At the root of most “Shadow IT” efforts are good intentions. It’s not uncommon to get excited about discovering a new productivity tool that will help the enterprise perform more efficiently, or accomplish very specific tasks or goals. It is a good thing to bring tools to people to assist them in their job. When I deployed SharePoint for the first time while working with a customer to help them better connect their employees across multiple locations, it was fun to watch the rapid adoption — and the innovation and teaming that happened as a result.
The thing to keep in mind with any new tool introduction is that it brings with it change – and often multi-faceted change. Some of these changes include:
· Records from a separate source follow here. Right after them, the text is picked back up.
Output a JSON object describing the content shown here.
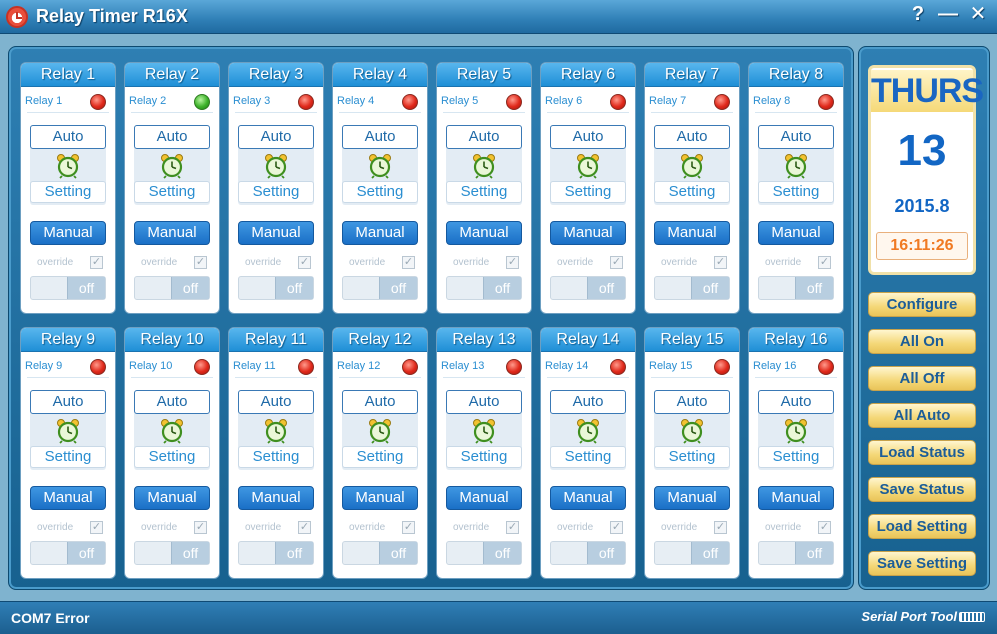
{
  "window": {
    "title": "Relay Timer R16X",
    "controls": {
      "help": "?",
      "minimize": "—",
      "close": "✕"
    }
  },
  "relay_labels": {
    "auto": "Auto",
    "setting": "Setting",
    "manual": "Manual",
    "override": "override",
    "override_checked": "✓",
    "toggle_state": "off"
  },
  "relays": [
    {
      "title": "Relay 1",
      "sub_label": "Relay 1",
      "status": "off"
    },
    {
      "title": "Relay 2",
      "sub_label": "Relay 2",
      "status": "on"
    },
    {
      "title": "Relay 3",
      "sub_label": "Relay 3",
      "status": "off"
    },
    {
      "title": "Relay 4",
      "sub_label": "Relay 4",
      "status": "off"
    },
    {
      "title": "Relay 5",
      "sub_label": "Relay 5",
      "status": "off"
    },
    {
      "title": "Relay 6",
      "sub_label": "Relay 6",
      "status": "off"
    },
    {
      "title": "Relay 7",
      "sub_label": "Relay 7",
      "status": "off"
    },
    {
      "title": "Relay 8",
      "sub_label": "Relay 8",
      "status": "off"
    },
    {
      "title": "Relay 9",
      "sub_label": "Relay 9",
      "status": "off"
    },
    {
      "title": "Relay 10",
      "sub_label": "Relay 10",
      "status": "off"
    },
    {
      "title": "Relay 11",
      "sub_label": "Relay 11",
      "status": "off"
    },
    {
      "title": "Relay 12",
      "sub_label": "Relay 12",
      "status": "off"
    },
    {
      "title": "Relay 13",
      "sub_label": "Relay 13",
      "status": "off"
    },
    {
      "title": "Relay 14",
      "sub_label": "Relay 14",
      "status": "off"
    },
    {
      "title": "Relay 15",
      "sub_label": "Relay 15",
      "status": "off"
    },
    {
      "title": "Relay 16",
      "sub_label": "Relay 16",
      "status": "off"
    }
  ],
  "calendar": {
    "day": "THURS",
    "date": "13",
    "year_month": "2015.8",
    "time": "16:11:26"
  },
  "side_buttons": [
    "Configure",
    "All On",
    "All Off",
    "All Auto",
    "Load Status",
    "Save Status",
    "Load Setting",
    "Save Setting"
  ],
  "status_bar": {
    "message": "COM7 Error",
    "brand": "Serial Port Tool"
  },
  "colors": {
    "accent": "#1f8fd6",
    "led_off": "#e0291b",
    "led_on": "#3db22a",
    "button_gold": "#f4d777"
  }
}
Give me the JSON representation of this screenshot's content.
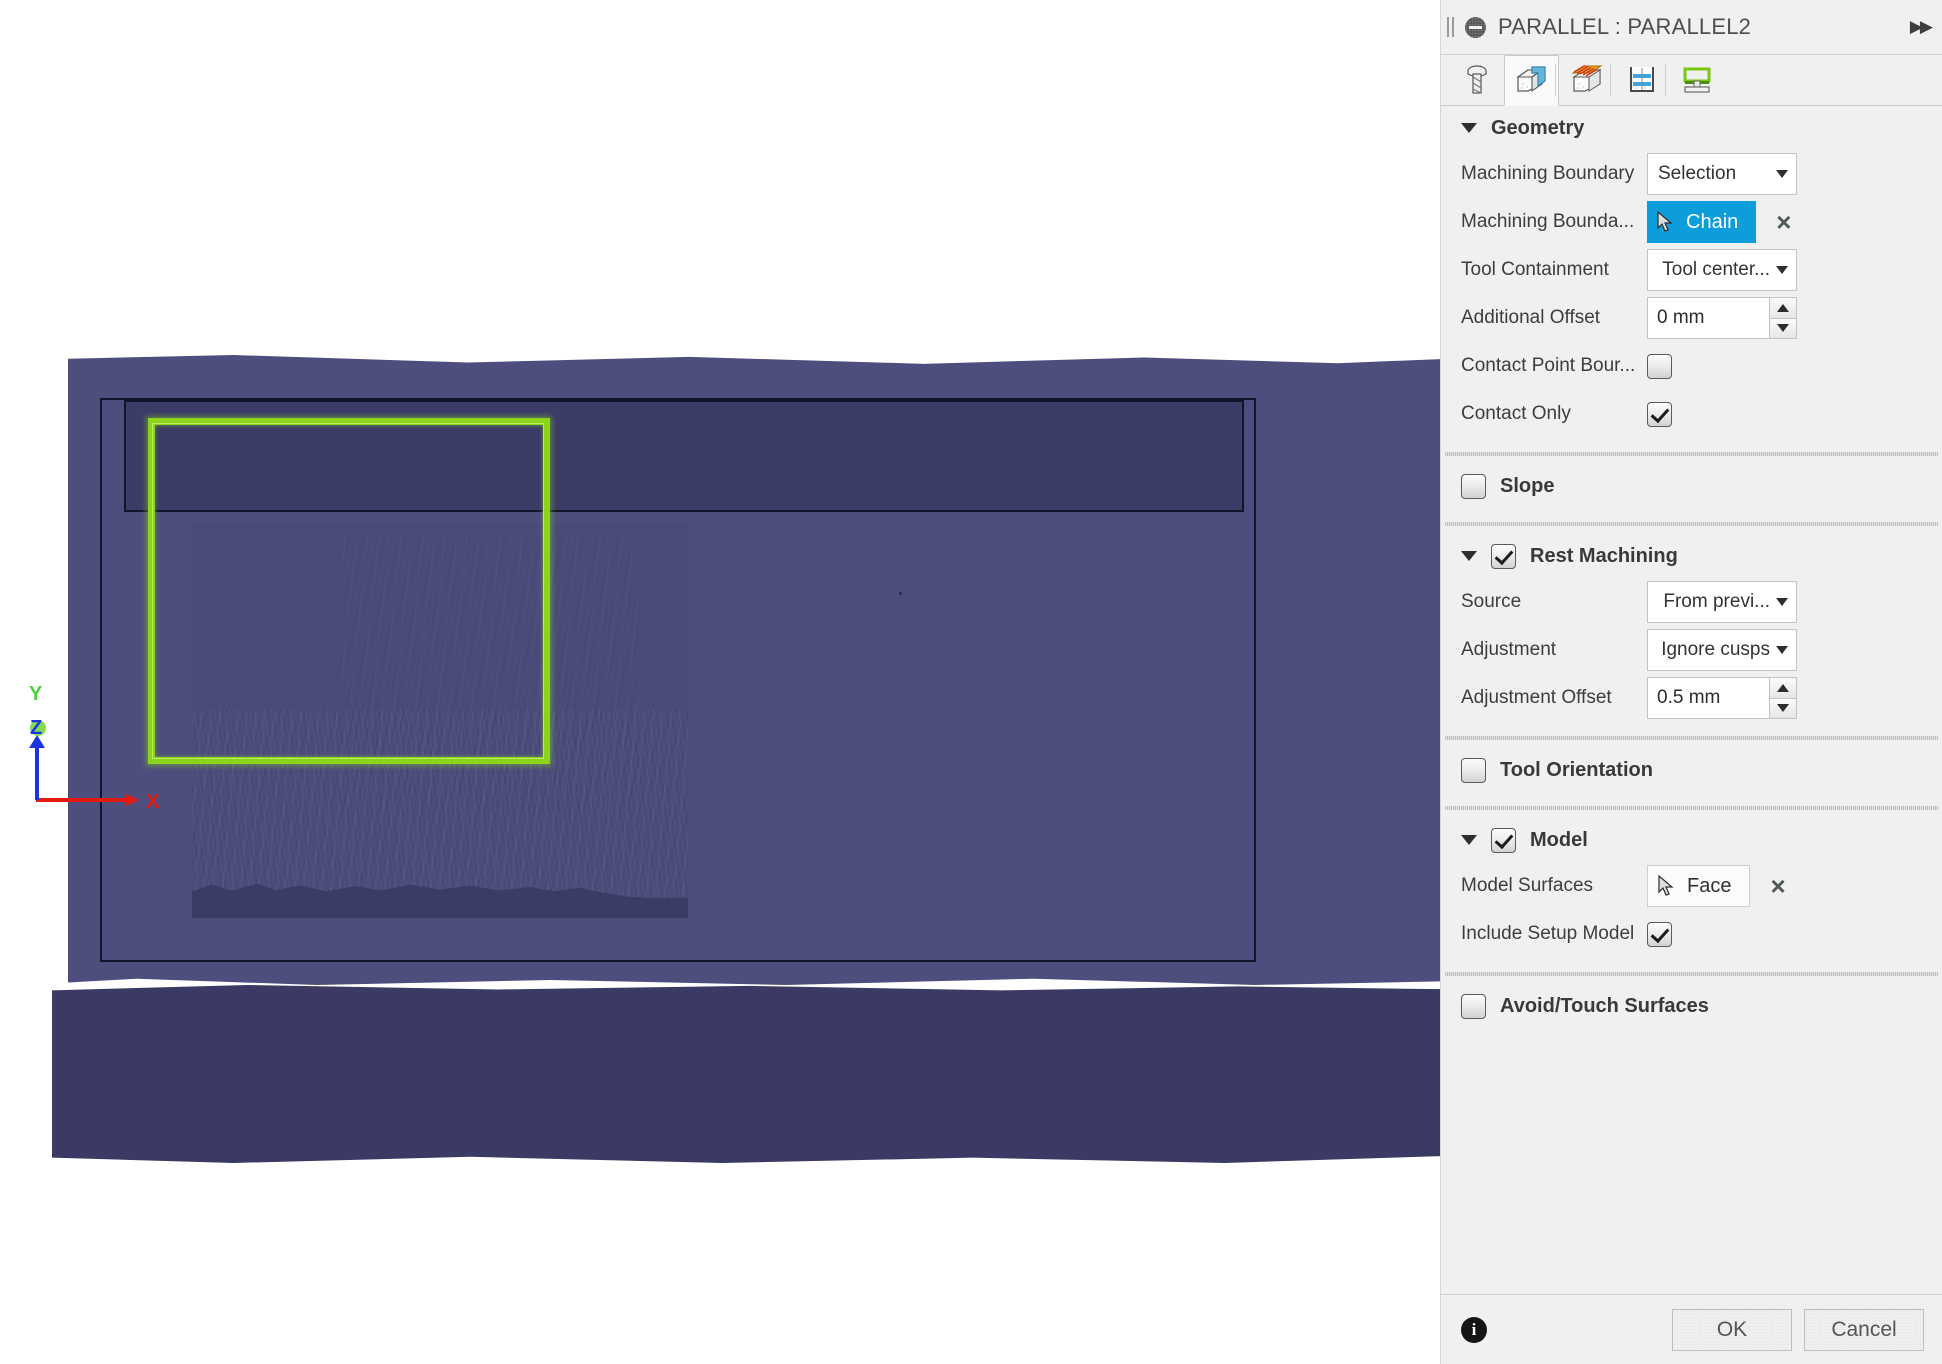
{
  "panel": {
    "title": "PARALLEL : PARALLEL2",
    "collapse_arrows": "▶▶",
    "tabs": [
      {
        "name": "tool-tab",
        "icon": "tool-icon",
        "active": false
      },
      {
        "name": "geometry-tab",
        "icon": "geometry-cube-icon",
        "active": true
      },
      {
        "name": "heights-tab",
        "icon": "heights-cube-icon",
        "active": false
      },
      {
        "name": "passes-tab",
        "icon": "passes-icon",
        "active": false
      },
      {
        "name": "linking-tab",
        "icon": "linking-icon",
        "active": false
      }
    ],
    "sections": {
      "geometry": {
        "title": "Geometry",
        "expanded": true,
        "machining_boundary": {
          "label": "Machining Boundary",
          "value": "Selection"
        },
        "machining_boundary_sel": {
          "label": "Machining Bounda...",
          "value": "Chain",
          "selected": true,
          "clear": "×"
        },
        "tool_containment": {
          "label": "Tool Containment",
          "value": "Tool center..."
        },
        "additional_offset": {
          "label": "Additional Offset",
          "value": "0 mm"
        },
        "contact_point_boundary": {
          "label": "Contact Point Bour...",
          "checked": false
        },
        "contact_only": {
          "label": "Contact Only",
          "checked": true
        }
      },
      "slope": {
        "title": "Slope",
        "checked": false,
        "expanded": false
      },
      "rest_machining": {
        "title": "Rest Machining",
        "checked": true,
        "expanded": true,
        "source": {
          "label": "Source",
          "value": "From previ..."
        },
        "adjustment": {
          "label": "Adjustment",
          "value": "Ignore cusps"
        },
        "adjustment_offset": {
          "label": "Adjustment Offset",
          "value": "0.5 mm"
        }
      },
      "tool_orientation": {
        "title": "Tool Orientation",
        "checked": false,
        "expanded": false
      },
      "model": {
        "title": "Model",
        "checked": true,
        "expanded": true,
        "model_surfaces": {
          "label": "Model Surfaces",
          "value": "Face",
          "clear": "×"
        },
        "include_setup_model": {
          "label": "Include Setup Model",
          "checked": true
        }
      },
      "avoid_touch": {
        "title": "Avoid/Touch Surfaces",
        "checked": false,
        "expanded": false
      }
    },
    "footer": {
      "info": "i",
      "ok_label": "OK",
      "cancel_label": "Cancel"
    }
  },
  "viewport": {
    "axis": {
      "x_label": "X",
      "y_label": "Y",
      "z_label": "Z"
    },
    "colors": {
      "stock_far": "#4d4e7e",
      "stock_near": "#3a3a64",
      "selection_green": "#8cd41a",
      "axis_x": "#e01b10",
      "axis_y": "#4ad13a",
      "axis_z": "#1b35e0",
      "accent_blue": "#0d9ddb"
    }
  }
}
- Organizational — Processes, policies and procedures will most likely be affected by introduction of a new tool. These adjustments should be analyzed and planned for in the implementation.
- Infrastructure — New hardware, software and/or services will most likely be required. This affects budgets, and needs to be accounted for to ensure all pieces are factored in to make sure nothing is missed – especially in a phased approach to deployment. We don’t want to add ‘surprise’ to ‘change’ if it’s not necessary!
- Business Strategy — How will this new tool affect the overall strategy and goals of the business? Nothing should be introduced into an ecosystem that does not strive toward a planned goal or objective for the business. This is where organizations can easily hemorrhage in budget, profit and efficiency.
- Cultural — Individuals can view these tools as ‘just another thing to learn’ and not recognize the long-term value. How are the masses accounted for in this change? Miss this mark and despite the best of intentions, a deployment can become a grand failure.
In most technology deployments, the launch of a new tool or productivity solution often originates within the IT department — but this is changing very quickly, as business users are growing more confident in their ability to find and acquire new technologies. The rise of the “citizen developer” is a real movement within the modern workplace. Regardless of where the solution originates, when planning begins, it can be very energetic. Excitement abounds with getting new gear and new software, but along with setting up new infrastructure, determining compliance and governance steps, and aligning with existing and defining new processes, the chaos is inevitable. But with proper planning, there are steps you can take to manage the chaos.
Over the next several weeks I’ll be writing a series on modern business process planning and design, and on concepts surrounding change management. Watch for updates, as well as interviews via the CollabTalk YouTube channel and podcast.